Unlike most dating sites, OkCupid lets users set up profiles and contact other members without having to pay fees. (A $10-per-month "A List" version lets members cruise ad-free profiles and access additional features.) Members can set up their own blogs, take quizzes, and compose questions for other users to answer. The company's popular blog, OkTrends, mines site data for trends and offers tongue-in-cheek relationship advice.
As a result, OkCupid has garnered a younger, more technologically plugged-in audience than conventional dating sites. But geeks aren't the only ones attracted to OkCupid. Internet dating giant Match.com was so smitten that it bought the site for $50 million earlier this month. That transaction has some OkCupid users a little worried.
Jesse W., a graduate student in Southern California who's been active on OkCupid since shortly after it launched, says "my heart was broken when I heard the news. I immediately posted about it on Facebook and called and texted my friends, who sent me their condolences. I won't advocate for the bully of online dating like I did when OkCupid's owners cared about its members."
OkCupid's fans were not reassured by the immediate disappearance of an OkTrends blog entry from last April (you can find a cached copy here). Titled "Why you should never pay for online dating," the blog post by OkCupid cofounder Christian Rudder accused for-pay dating sites eHarmony and Match.com of misleading consumers with statistics that don't accurately represent their success rates.
OkCupid's CEO, Sam Yagan, says that he decided to remove the blog post on his own, deeming it to contain inaccurate assumptions about the other sites' data. "It was the common sense thing to do," he says. He also maintains that OkCupid will continue to operate separately from Match.com and be free for most users.

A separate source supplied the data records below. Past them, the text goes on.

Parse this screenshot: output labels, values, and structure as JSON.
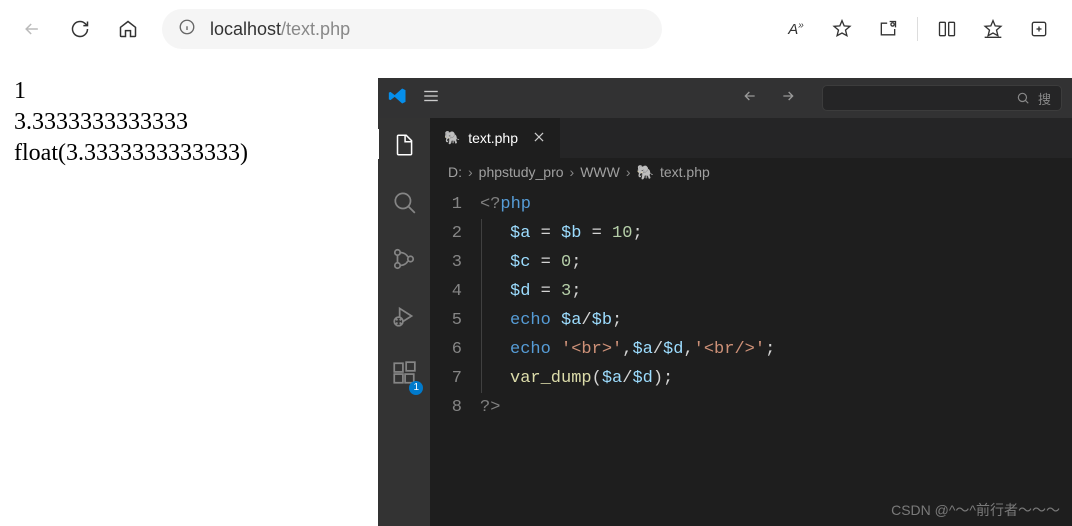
{
  "browser": {
    "url_host": "localhost",
    "url_path": "/text.php"
  },
  "page_output": {
    "line1": "1",
    "line2": "3.3333333333333",
    "line3": "float(3.3333333333333)"
  },
  "vscode": {
    "tab": {
      "filename": "text.php"
    },
    "breadcrumb": {
      "drive": "D:",
      "folder1": "phpstudy_pro",
      "folder2": "WWW",
      "file": "text.php"
    },
    "search_placeholder": "搜",
    "ext_badge": "1",
    "code": {
      "l1_open": "<?",
      "l1_php": "php",
      "l2_a": "$a",
      "l2_eq1": " = ",
      "l2_b": "$b",
      "l2_eq2": " = ",
      "l2_10": "10",
      "l2_semi": ";",
      "l3_c": "$c",
      "l3_eq": " = ",
      "l3_0": "0",
      "l3_semi": ";",
      "l4_d": "$d",
      "l4_eq": " = ",
      "l4_3": "3",
      "l4_semi": ";",
      "l5_echo": "echo ",
      "l5_a": "$a",
      "l5_sl": "/",
      "l5_b": "$b",
      "l5_semi": ";",
      "l6_echo": "echo ",
      "l6_s1": "'<br>'",
      "l6_c1": ",",
      "l6_a": "$a",
      "l6_sl": "/",
      "l6_d": "$d",
      "l6_c2": ",",
      "l6_s2": "'<br/>'",
      "l6_semi": ";",
      "l7_vd": "var_dump",
      "l7_op": "(",
      "l7_a": "$a",
      "l7_sl": "/",
      "l7_d": "$d",
      "l7_cp": ")",
      "l7_semi": ";",
      "l8_close": "?>"
    },
    "line_numbers": [
      "1",
      "2",
      "3",
      "4",
      "5",
      "6",
      "7",
      "8"
    ]
  },
  "watermark": "CSDN @^～^前行者～～～"
}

The question then becomes, what happens to the trove of personal data that OkCupid has amassed?
Whose Data Is It, Anyway?